Johnson, James Weldon
Born June 17, 1871, in Jacksonville; died June 26, 1938, in Maine. American Negro writer, cultural historian, and public figure.
Johnson, a teacher, lawyer, and professor of literature at Fisk and New York universities, served as the United States consul to Venezuela and Nicaragua and was an organizer of the National Association for the Advancement of Colored People. He is the author of songs and musical comedies (with his composer brother), the collection of verses Fifty Years and Other Poems (1917), the novel Autobiography of an Excoloured Man (1912), and books on the history of Negro culture (for example, Black Manhattan, 1930). Johnson also compiled anthologies of Negro poetry and folklore. In the 1920’s he came forth as a theoretician of the so-called Negro Renaissance, issuing an appeal to Negroes to create artistic works free of racial or national character.
WORKSThe Book of American Negro Poetry. New York, 1922.
The Book of American Negro Spirituals. New York, 1925.

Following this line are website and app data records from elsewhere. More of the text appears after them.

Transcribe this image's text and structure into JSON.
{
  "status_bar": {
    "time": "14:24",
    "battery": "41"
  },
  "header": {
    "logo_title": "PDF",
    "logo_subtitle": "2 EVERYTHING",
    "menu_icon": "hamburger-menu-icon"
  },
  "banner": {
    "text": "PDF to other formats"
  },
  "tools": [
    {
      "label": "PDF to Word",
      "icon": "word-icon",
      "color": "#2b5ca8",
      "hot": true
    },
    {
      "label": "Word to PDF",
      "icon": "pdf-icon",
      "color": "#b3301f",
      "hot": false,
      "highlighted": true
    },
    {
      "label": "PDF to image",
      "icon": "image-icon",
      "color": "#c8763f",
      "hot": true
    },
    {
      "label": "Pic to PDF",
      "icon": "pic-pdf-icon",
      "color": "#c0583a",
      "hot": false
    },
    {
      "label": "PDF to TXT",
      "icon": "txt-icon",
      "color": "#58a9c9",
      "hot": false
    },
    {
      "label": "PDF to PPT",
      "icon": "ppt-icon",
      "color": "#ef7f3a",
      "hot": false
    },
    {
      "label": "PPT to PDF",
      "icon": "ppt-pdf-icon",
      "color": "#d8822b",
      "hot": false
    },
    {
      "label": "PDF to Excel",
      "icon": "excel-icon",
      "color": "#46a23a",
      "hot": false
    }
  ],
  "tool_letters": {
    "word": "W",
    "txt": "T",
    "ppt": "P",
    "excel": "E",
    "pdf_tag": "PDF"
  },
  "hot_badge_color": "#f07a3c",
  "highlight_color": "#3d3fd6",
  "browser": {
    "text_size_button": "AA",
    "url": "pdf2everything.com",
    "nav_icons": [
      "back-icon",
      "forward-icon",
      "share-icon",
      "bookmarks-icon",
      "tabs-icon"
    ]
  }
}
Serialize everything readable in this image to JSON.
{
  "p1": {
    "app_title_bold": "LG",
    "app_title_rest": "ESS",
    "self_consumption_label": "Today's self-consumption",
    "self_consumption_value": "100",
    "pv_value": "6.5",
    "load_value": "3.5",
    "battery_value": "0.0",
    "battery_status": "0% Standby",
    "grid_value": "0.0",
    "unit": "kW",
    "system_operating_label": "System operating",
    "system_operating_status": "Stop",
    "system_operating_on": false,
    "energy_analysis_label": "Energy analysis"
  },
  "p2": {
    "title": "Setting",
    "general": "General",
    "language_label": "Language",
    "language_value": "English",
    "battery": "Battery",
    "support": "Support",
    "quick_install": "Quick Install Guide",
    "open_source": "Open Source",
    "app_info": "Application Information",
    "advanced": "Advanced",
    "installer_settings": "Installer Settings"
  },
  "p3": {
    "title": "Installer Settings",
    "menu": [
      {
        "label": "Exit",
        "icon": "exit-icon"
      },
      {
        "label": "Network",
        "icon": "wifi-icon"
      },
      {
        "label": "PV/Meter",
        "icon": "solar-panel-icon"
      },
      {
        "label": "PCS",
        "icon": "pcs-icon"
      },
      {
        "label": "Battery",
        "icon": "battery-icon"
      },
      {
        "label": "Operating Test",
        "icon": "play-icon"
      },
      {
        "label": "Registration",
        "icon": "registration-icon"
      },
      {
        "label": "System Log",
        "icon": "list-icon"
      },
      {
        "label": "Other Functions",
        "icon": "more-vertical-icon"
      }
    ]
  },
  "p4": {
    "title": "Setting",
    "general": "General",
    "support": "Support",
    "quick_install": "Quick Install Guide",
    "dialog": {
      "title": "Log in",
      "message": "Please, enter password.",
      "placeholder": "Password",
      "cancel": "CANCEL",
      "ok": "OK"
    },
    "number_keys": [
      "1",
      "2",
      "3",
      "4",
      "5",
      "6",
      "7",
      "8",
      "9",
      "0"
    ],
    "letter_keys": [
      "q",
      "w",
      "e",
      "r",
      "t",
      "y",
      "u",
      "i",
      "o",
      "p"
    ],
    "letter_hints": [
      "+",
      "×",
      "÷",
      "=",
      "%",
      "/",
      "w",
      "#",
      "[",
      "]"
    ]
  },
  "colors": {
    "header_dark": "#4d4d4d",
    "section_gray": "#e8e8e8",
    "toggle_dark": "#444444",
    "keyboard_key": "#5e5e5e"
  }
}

Along This Way. New York, 1933.
Saint Peter Relates an Incident: Selected Poems. New York, 1935.